WHAT TO PRODUCE –
Write out all of the entries, matching the original exactly.

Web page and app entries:
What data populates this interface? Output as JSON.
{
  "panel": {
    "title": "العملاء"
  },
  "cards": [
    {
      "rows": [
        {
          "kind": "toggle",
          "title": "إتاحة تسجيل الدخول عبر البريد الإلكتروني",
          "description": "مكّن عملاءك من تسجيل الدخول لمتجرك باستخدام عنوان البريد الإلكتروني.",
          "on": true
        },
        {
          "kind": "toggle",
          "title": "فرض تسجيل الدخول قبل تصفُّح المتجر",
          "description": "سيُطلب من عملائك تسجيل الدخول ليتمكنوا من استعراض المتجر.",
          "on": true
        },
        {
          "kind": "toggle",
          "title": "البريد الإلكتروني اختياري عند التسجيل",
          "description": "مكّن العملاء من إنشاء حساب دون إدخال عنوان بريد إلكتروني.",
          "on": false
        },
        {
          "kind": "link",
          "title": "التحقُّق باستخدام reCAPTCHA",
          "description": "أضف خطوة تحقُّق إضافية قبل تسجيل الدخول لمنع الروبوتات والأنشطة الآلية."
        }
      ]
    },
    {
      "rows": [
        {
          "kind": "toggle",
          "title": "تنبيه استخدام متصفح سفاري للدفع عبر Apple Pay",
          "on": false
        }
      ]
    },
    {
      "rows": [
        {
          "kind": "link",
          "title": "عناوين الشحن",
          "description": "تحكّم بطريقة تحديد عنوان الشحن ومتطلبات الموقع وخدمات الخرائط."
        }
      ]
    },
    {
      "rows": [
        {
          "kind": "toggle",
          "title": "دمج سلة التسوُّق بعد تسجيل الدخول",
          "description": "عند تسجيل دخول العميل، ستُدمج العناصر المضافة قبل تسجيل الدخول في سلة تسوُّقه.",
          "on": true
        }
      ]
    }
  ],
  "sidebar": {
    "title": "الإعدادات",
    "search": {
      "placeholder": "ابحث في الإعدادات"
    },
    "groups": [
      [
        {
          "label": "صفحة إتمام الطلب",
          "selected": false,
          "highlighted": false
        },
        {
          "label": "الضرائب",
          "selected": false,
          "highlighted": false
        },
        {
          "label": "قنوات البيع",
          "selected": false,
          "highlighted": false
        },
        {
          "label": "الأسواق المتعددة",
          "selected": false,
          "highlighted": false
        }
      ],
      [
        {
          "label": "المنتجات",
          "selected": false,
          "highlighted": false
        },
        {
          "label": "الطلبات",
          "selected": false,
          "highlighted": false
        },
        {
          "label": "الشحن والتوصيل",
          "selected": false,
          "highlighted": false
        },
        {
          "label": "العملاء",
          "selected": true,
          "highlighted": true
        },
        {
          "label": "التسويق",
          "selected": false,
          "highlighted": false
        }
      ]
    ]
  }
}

RESPONSE FOR THIS EXERCISE –
What data populates this interface? Output as JSON.
{
  "panel": {
    "title": "العملاء"
  },
  "cards": [
    {
      "rows": [
        {
          "kind": "toggle",
          "title": "إتاحة تسجيل الدخول عبر البريد الإلكتروني",
          "description": "مكّن عملاءك من تسجيل الدخول لمتجرك باستخدام عنوان البريد الإلكتروني.",
          "on": true
        },
        {
          "kind": "toggle",
          "title": "فرض تسجيل الدخول قبل تصفُّح المتجر",
          "description": "سيُطلب من عملائك تسجيل الدخول ليتمكنوا من استعراض المتجر.",
          "on": true
        },
        {
          "kind": "toggle",
          "title": "البريد الإلكتروني اختياري عند التسجيل",
          "description": "مكّن العملاء من إنشاء حساب دون إدخال عنوان بريد إلكتروني.",
          "on": false
        },
        {
          "kind": "link",
          "title": "التحقُّق باستخدام reCAPTCHA",
          "description": "أضف خطوة تحقُّق إضافية قبل تسجيل الدخول لمنع الروبوتات والأنشطة الآلية."
        }
      ]
    },
    {
      "rows": [
        {
          "kind": "toggle",
          "title": "تنبيه استخدام متصفح سفاري للدفع عبر Apple Pay",
          "on": false
        }
      ]
    },
    {
      "rows": [
        {
          "kind": "link",
          "title": "عناوين الشحن",
          "description": "تحكّم بطريقة تحديد عنوان الشحن ومتطلبات الموقع وخدمات الخرائط."
        }
      ]
    },
    {
      "rows": [
        {
          "kind": "toggle",
          "title": "دمج سلة التسوُّق بعد تسجيل الدخول",
          "description": "عند تسجيل دخول العميل، ستُدمج العناصر المضافة قبل تسجيل الدخول في سلة تسوُّقه.",
          "on": true
        }
      ]
    }
  ],
  "sidebar": {
    "title": "الإعدادات",
    "search": {
      "placeholder": "ابحث في الإعدادات"
    },
    "groups": [
      [
        {
          "label": "صفحة إتمام الطلب",
          "selected": false,
          "highlighted": false
        },
        {
          "label": "الضرائب",
          "selected": false,
          "highlighted": false
        },
        {
          "label": "قنوات البيع",
          "selected": false,
          "highlighted": false
        },
        {
          "label": "الأسواق المتعددة",
          "selected": false,
          "highlighted": false
        }
      ],
      [
        {
          "label": "المنتجات",
          "selected": false,
          "highlighted": false
        },
        {
          "label": "الطلبات",
          "selected": false,
          "highlighted": false
        },
        {
          "label": "الشحن والتوصيل",
          "selected": false,
          "highlighted": false
        },
        {
          "label": "العملاء",
          "selected": true,
          "highlighted": true
        },
        {
          "label": "التسويق",
          "selected": false,
          "highlighted": false
        }
      ]
    ]
  }
}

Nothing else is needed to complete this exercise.